Knowing your soil, the right plants, the necessary amount of water and possible diseases will help you have a beautiful garden.
Living in Lubbock can pose a challenge to any gardener, but local experts can help you grow your garden.
in the center of Lubbock at 4111 University, the Lubbock Memorial Arboretum is a wonderful resource and a natural environment. They offer educational opportunities on all aspects of horticulture in the Lubbock area, and they are a great place for people of all ages to learn to grow flowers, trees, and vegetables. You can take a free tour any day of the week between 5 a.m. and midnight to explore the various types of gardens – including sensory gardens, rose gardens and wild flower gardens. The plants you will see in the gardens will most often have nametags to help you choose what to buy for your own garden. The Lubbock Memorial Arboretum is also a great place to picnic and simply admire the beautiful plants of West Texas.
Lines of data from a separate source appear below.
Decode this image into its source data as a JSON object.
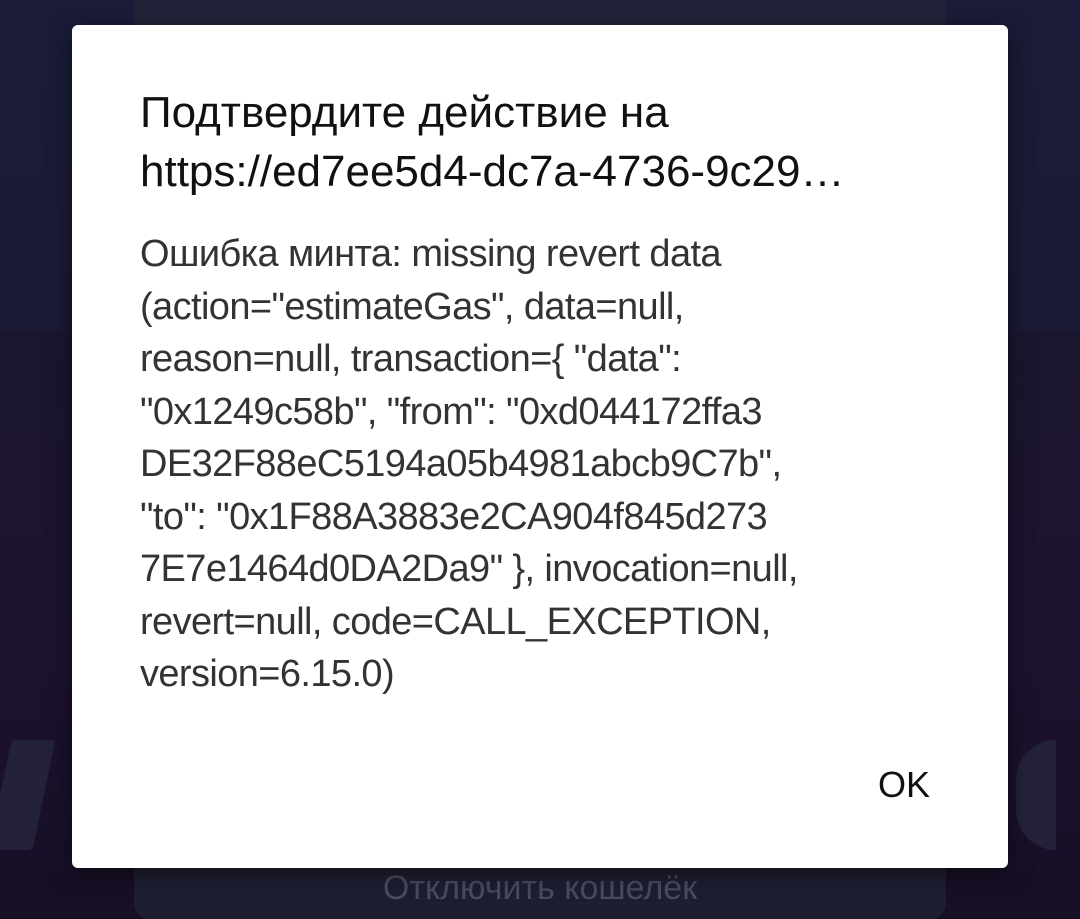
{
  "background": {
    "disconnect_label": "Отключить кошелёк"
  },
  "dialog": {
    "title": "Подтвердите действие на\nhttps://ed7ee5d4-dc7a-4736-9c29…",
    "message": "Ошибка минта: missing revert data\n(action=\"estimateGas\", data=null,\nreason=null, transaction={ \"data\":\n\"0x1249c58b\", \"from\": \"0xd044172ffa3\nDE32F88eC5194a05b4981abcb9C7b\",\n\"to\": \"0x1F88A3883e2CA904f845d273\n7E7e1464d0DA2Da9\" }, invocation=null,\nrevert=null, code=CALL_EXCEPTION,\nversion=6.15.0)",
    "ok_label": "OK"
  }
}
A great resource for learning to garden is the Lubbock Master Gardeners Association. It offers classes and information to help budding gardeners. The association has a resource on their website, www.lubbockmastergardeners.org, where you can pose a question to a master gardener. Just type in a question about your garden and a trained expert will get back to you. Want to know what is in your dirt and what will make it healthier for your plants? The Lubbock Master Gardener Association offers soil testing kits for $10 - $15. The test will tell you what nutrients are present in your soil and whether they are in balance. The results of the test will help you know what fertilizers to use and how to help your soil maximize fertility. Spring and fall are the best times to do this test.
If you already have seedlings and are having trouble keeping them alive, the Texas A&M Agrilife website, www.plantclinic.tamu.edu, can help you keep your garden healthy and growing. Here, you can learn out about common problems such as “damping off,”
The website explains, “Typical symptoms occur soon after plant germinates. This can occur very quickly and appear to start at the base of the seedling.” This kind of fungi kills the young plant or it can attack the seed before it breaks ground. They also offer useful tips on how to prevent such garden trauma. To help West Texans overcome their tomato troubles, for instance, they provide pictures to help you identify what is taxing your tasty tomatoes and advice on how to treat them.
Vikram Baliga, the Lubbock County Horticulture agent with Texas A&M Agrilife Extension Office, said living out in West Texas we must always think about irrigation regardless of what we are trying to grow. He suggests two ways we can help our gardens have the right amount of moisture. First, “all plants need to have all the water they need especially when they are young.” And he said, as the roots grow and become established, the less water is a concern, but still be sure to keep your garden irrigated. Second, he suggests using good mulch because it retains soil moisture and protects from a random late freeze. Putting about 3 to 4 inches of mulch around a young plant will protect it and keep it moist for proper growing.
Having a garden is work, but so much fun. Knowing your soil, the right plants, the necessary amount of water and possible diseases will help you have a beautiful garden.
Happy gardening this year, and may your seeds grow!
By Kara Leslie